» **Your goal**
Look over the lines below. Report each one that includes the string "title".

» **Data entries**
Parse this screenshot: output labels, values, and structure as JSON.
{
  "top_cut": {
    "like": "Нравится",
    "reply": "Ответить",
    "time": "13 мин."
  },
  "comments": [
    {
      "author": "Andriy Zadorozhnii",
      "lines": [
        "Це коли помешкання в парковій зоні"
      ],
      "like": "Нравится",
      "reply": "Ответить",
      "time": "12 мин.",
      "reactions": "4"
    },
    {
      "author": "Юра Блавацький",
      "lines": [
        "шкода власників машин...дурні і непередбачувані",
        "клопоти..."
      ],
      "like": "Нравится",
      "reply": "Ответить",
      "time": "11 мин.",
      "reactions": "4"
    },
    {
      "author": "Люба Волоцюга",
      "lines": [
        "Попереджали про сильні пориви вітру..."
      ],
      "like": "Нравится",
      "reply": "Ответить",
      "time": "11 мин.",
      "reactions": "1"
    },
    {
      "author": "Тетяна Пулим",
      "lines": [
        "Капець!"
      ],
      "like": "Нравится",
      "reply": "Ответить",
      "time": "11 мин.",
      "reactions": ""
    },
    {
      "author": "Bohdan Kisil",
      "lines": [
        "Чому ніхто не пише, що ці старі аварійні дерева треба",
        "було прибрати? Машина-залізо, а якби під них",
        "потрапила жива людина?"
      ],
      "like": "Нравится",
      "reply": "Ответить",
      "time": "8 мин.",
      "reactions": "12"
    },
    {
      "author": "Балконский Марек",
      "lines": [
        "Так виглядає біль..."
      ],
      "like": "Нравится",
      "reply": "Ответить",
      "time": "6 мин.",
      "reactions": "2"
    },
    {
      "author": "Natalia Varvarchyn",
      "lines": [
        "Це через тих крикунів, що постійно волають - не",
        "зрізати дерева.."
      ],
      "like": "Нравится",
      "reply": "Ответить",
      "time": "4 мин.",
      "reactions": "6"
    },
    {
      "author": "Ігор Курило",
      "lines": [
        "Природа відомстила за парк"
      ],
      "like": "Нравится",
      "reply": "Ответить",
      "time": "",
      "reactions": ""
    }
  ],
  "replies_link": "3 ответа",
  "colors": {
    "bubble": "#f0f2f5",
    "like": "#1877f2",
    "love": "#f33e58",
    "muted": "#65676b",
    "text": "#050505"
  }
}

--

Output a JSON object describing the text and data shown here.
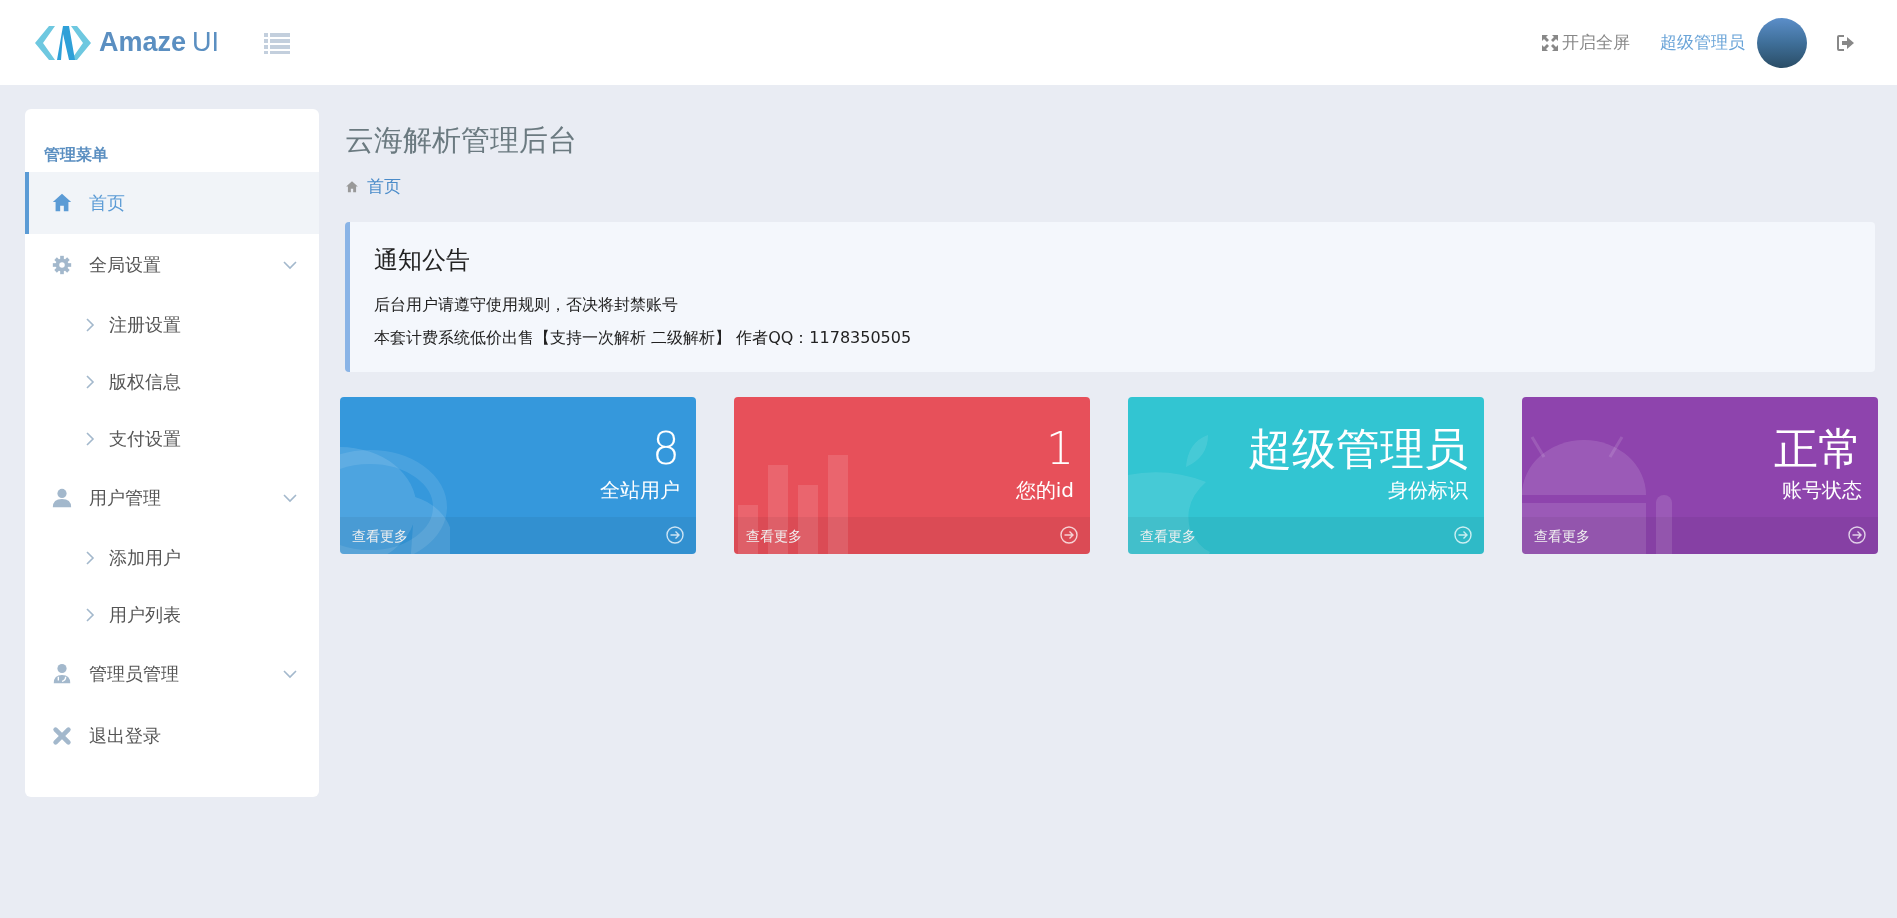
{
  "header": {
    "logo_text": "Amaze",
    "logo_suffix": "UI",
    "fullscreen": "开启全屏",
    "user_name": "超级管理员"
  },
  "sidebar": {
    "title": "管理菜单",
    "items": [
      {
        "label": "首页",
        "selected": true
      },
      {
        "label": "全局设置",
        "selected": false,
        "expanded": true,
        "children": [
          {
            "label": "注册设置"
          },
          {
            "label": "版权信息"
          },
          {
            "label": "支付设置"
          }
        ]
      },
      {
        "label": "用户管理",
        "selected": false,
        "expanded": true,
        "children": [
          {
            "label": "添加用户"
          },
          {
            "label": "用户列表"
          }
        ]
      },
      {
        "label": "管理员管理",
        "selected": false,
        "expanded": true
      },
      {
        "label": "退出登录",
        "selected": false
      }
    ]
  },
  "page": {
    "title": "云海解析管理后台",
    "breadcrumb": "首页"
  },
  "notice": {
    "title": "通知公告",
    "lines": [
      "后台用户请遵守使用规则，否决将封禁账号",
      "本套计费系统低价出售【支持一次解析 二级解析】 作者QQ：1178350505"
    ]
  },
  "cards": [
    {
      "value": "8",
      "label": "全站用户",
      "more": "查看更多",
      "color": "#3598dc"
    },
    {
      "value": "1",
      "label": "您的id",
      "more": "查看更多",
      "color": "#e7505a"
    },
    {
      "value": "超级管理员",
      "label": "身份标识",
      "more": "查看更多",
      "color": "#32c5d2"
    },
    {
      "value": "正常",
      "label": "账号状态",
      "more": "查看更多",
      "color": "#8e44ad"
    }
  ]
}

» **Response**
    "title": "管理菜单",
    "title": "云海解析管理后台",
    "title": "通知公告",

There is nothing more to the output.